Sramana Mitra: Everything is said in terms of the vision for talent management. That has been the vision for talent management all along. This is not new. Maybe this vision has not penetrated widely into enterprises and into business right now. That penetration is a factor of channels and technology adoption across the board over the next five or ten years. I understand that; however, I think the vision is not new. What I’m looking for is, Where do you see innovation happening, and where are the nuggets of innovation and new things that really push the envelope?
Adam Miller: Again, number one, the shift to user centricity because of the consumerization of the enterprise. So, people have different expectations about what tools are available to them and how easy it is to access those tools. Part of that is mobile: making sure that you can get this stuff anywhere from any device, and you can get just-in-time information whenever you need it.
Social, or making sure that people have easy ways to collaborate across the organization and maybe even beyond the organization with what we call the extended enterprise: your customers, contractors, vendors, people outside the organization … your volunteers, perhaps.
And then analytics: Obviously there’s a lot of talk about big data and what’s happening in the analytics space. As a company like ours gets bigger and bigger, we have a tremendous amount of data about how people work and what makes them effective. Having the ability to allow organizations to benchmark themselves around best practices, around what is most effective to make themselves more effective becomes really important.
So, I would say social, mobile, and analytics are important. Then doing it end to end. Most of the companies out there have been focused on a particular piece of talent management. As I said earlier, the newer companies are focused on even smaller slices of talent management. Our view is that you have to be holistic in your solution because that is the way that people get managed. That’s the way people most effectively get managed. You don’t just get managed on one aspect of what you’re doing. That’s not the best way to empower an employee or make him more effective. You have to have a holistic view of everything about that person to make him effective.
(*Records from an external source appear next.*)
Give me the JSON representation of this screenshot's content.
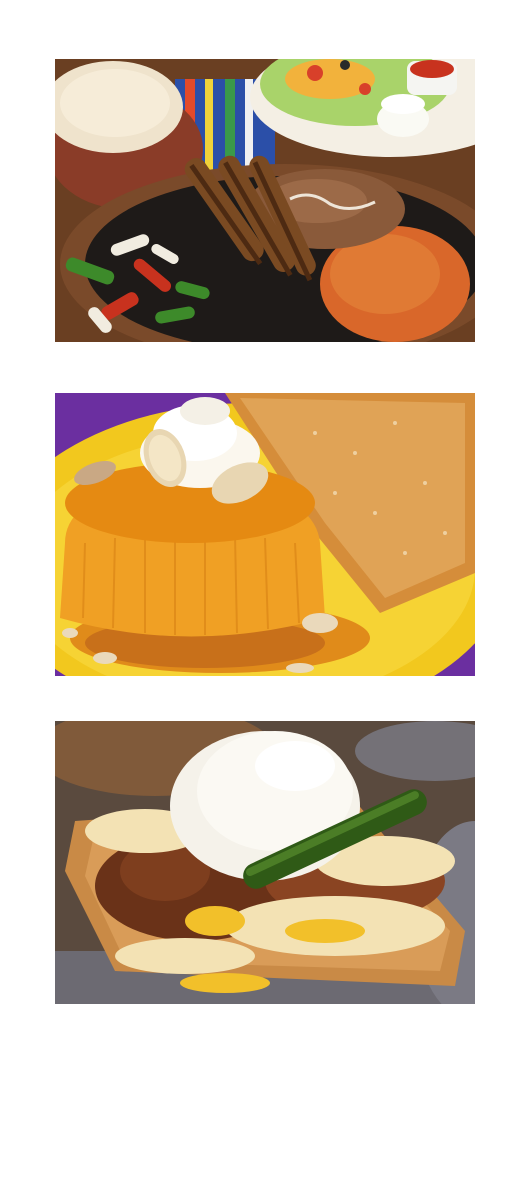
{
  "gallery": {
    "photos": [
      {
        "subject": "fajitas-plate"
      },
      {
        "subject": "flan-dessert"
      },
      {
        "subject": "nachos-sour-cream"
      }
    ]
  },
  "colors": {
    "background": "#ffffff",
    "tortilla": "#efe3cc",
    "rice": "#d9672a",
    "beans": "#8a5a3a",
    "chicken": "#7a4a22",
    "pepper_green": "#3d8a2a",
    "pepper_red": "#c8321e",
    "plate_yellow": "#f2c81e",
    "purple_cloth": "#6b2fa0",
    "flan": "#f0a024",
    "caramel": "#c8701a",
    "cream": "#fbf7ee",
    "cheese": "#f3e2b4",
    "jalapeno": "#2f5a16"
  }
}
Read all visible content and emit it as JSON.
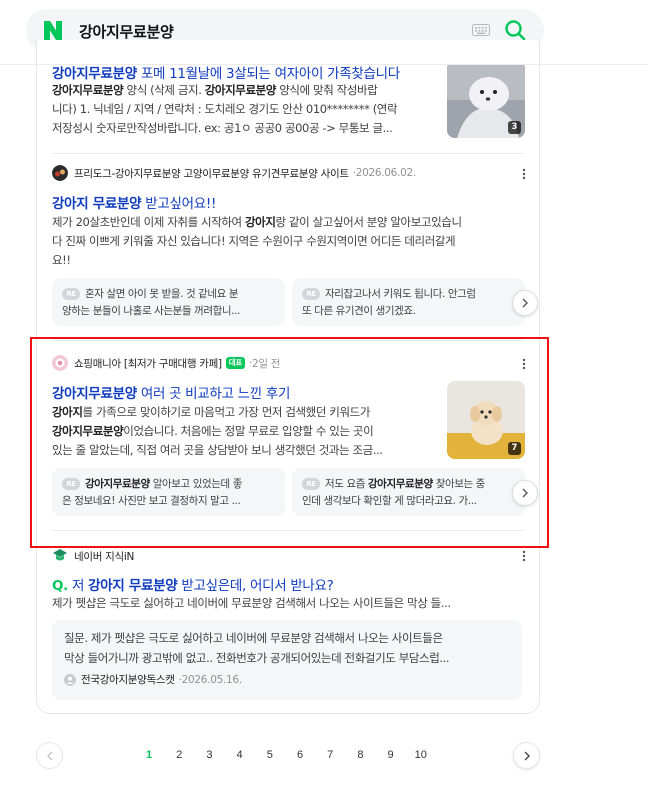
{
  "search": {
    "query": "강아지무료분양"
  },
  "results": {
    "top": {
      "title": "강아지무료분양 포메 11월날에 3살되는 여자아이 가족찾습니다",
      "desc_line1_bold": "강아지무료분양",
      "desc_line1_rest": " 양식 (삭제 금지. 강아지무료분양 양식에 맞춰 작성바랍",
      "desc_line2": "니다) 1. 닉네임 / 지역 / 연락처 : 도치레오 경기도 안산 010******** (연락",
      "desc_line3": "저장성시 숫자로만작성바랍니다. ex: 공1ㅇ 공공0 공00공 -> 무통보 글...",
      "thumb_count": "3"
    },
    "second": {
      "source": "프리도그-강아지무료분양 고양이무료분양 유기견무료분양 사이트",
      "date": "2026.06.02.",
      "title": "강아지 무료분양 받고싶어요!!",
      "desc_line1": "제가 20살초반인데 이제 자취를 시작하여 강아지랑 같이 살고싶어서 분양 알아보고있습니",
      "desc_line2": "다 진짜 이쁘게 키워줄 자신 있습니다! 지역은 수원이구 수원지역이면 어디든 데리러갈게",
      "desc_line3": "요!!",
      "badge": "RE",
      "reply1_line1": "혼자 살면 아이 못 받을. 것 같네요 분",
      "reply1_line2": "양하는 분들이 나홀로 사는분들 꺼려합니...",
      "reply2_line1": "자리잡고나서 키워도 됩니다. 안그럼",
      "reply2_line2": "또 다른 유기견이 생기겠죠."
    },
    "third": {
      "source": "쇼핑매니아 [최저가 구매대행 카페]",
      "cafe_badge": "대표",
      "date": "2일 전",
      "title": "강아지무료분양 여러 곳 비교하고 느낀 후기",
      "desc_line1": "강아지를 가족으로 맞이하기로 마음먹고 가장 먼저 검색했던 키워드가",
      "desc_line2": "강아지무료분양이었습니다. 처음에는 정말 무료로 입양할 수 있는 곳이",
      "desc_line3": "있는 줄 알았는데, 직접 여러 곳을 상담받아 보니 생각했던 것과는 조금...",
      "thumb_count": "7",
      "badge": "RE",
      "reply1_line1": "강아지무료분양 알아보고 있었는데 좋",
      "reply1_line2": "은 정보네요! 사진만 보고 결정하지 말고 ...",
      "reply2_line1": "저도 요즘 강아지무료분양 찾아보는 중",
      "reply2_line2": "인데 생각보다 확인할 게 많더라고요. 가..."
    },
    "kin": {
      "source": "네이버 지식iN",
      "q_mark": "Q.",
      "title": "저 강아지 무료분양 받고싶은데, 어디서 받나요?",
      "desc": "제가 펫샵은 극도로 싫어하고 네이버에 무료분양 검색해서 나오는 사이트들은 막상 들...",
      "answer_line1": "질문. 제가 펫샵은 극도로 싫어하고 네이버에 무료분양 검색해서 나오는 사이트들은",
      "answer_line2": "막상 들어가니까 광고밖에 없고.. 전화번호가 공개되어있는데 전화걸기도 부담스럽...",
      "answer_author": "전국강아지분양독스캣",
      "answer_date": "2026.05.16."
    }
  },
  "pagination": {
    "pages": [
      "1",
      "2",
      "3",
      "4",
      "5",
      "6",
      "7",
      "8",
      "9",
      "10"
    ],
    "current": "1"
  },
  "colors": {
    "brand_green": "#03c75a",
    "link_blue": "#0f3bbf",
    "highlight_red": "#ee1111"
  }
}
Our product management focus is on social, mobile, and analytics as well as making sure that we deal with every aspect of talent management both internally and externally.
SM: Would you give a couple of use cases about what it means to focus on the user, on the employee, on the talent that you’re trying to manage? And what are you delivering, from a technology point of view, to enable employers to do a good job of that? Tell us something that is unique and interesting.
AM: For example, making the user profile the center of how the user interacts with the system and how the user interacts with everybody else; combining organizational data with user-generated content; making sure that the employee has a full view of everything going on with her, how people think about her, what her responsibilities are, what she’s doing from the employee’s standpoint as distinct from everything that’s being pushed to her or assigned to her or processes that she’s forced to follow at a certain point. Employees are able to initiate any of these things whenever they want or need to.
SM: OK. Let me share with you the trends I am seeing. For example, we have a company in One Million by One Million that does employee rewards and recognition with a social platform. And this company has enterprise customers. Another trend that I’m seeing is companies that are doing various innovations in social recruitment. This seems to be quite an active category right now as far as companies starting up. Are there other such trends where you’re seeing a lot of activity?
AM: Yes, I would say it’s social everything. The first companies would be described as social performance. How do you [enable] employees to get feedback from other employees when they want it and not necessarily when the company has authorized it to happen or mandated it to happen? And how do employees effectively give feedback to other employees when they want to? That’s the kudos idea or the “wine and feedback.” You have three different ways that it happens.
One is the traditional way where the company mandates that there’s a performance review process and feedback has to happen at a certain time. The second is the employees themselves want to get feedback. They decide from whom they want to get feedback, and they initiate it whenever they want. A good example might be at the end of a project that they do. They want to get feedback from their project team members. The third case is an employee wants to give somebody else feedback based on the good job the person did or a problem he has. So, [you need to have] a way to allow that employee to give feedback to anybody else in the organization. That’s social performance.
Social recruiting is around sourcing, and it’s the idea that my best sources of candidates are my employees, and the bigger the company I have, the more true that is. Therefore, if I can tap into the social networks of my employees, I’m going to have a good view of potential candidates for the organization … not to mention that people like to work with their friends. You end up with a better, often more qualified, more easily screened pool of candidates if you can leverage the social networks of your employees. Social recruiting is really important.
On the learning side, you have social learning. Social learning is the idea that I can post something myself, not mandated by the company but as an individual, that I think would be useful for other people to learn from. Other people can rate and review it and share it with people they know, assign it to people they know, if they’re managers, and it becomes a social collaboration around development as distinct from the traditional way this would happen, where it’s just one organization mandating the training that everybody has.
Obviously, you have social networking itself. This is employees being able to interact or collaborate with other employees or even the extended enterprise, their customers, clients, partners, resellers, and maybe even vendors. You have a true collaboration of the entire ecosystem for an organization. That is what’s described as social everything. Our tools are being developed or already are in many cases allowing for social everything: social learning, social performance, social recruiting, social networking, and that interaction with the extended enterprise all together.
SM: Well, thank you for your time and your insights.
AM: Thank you.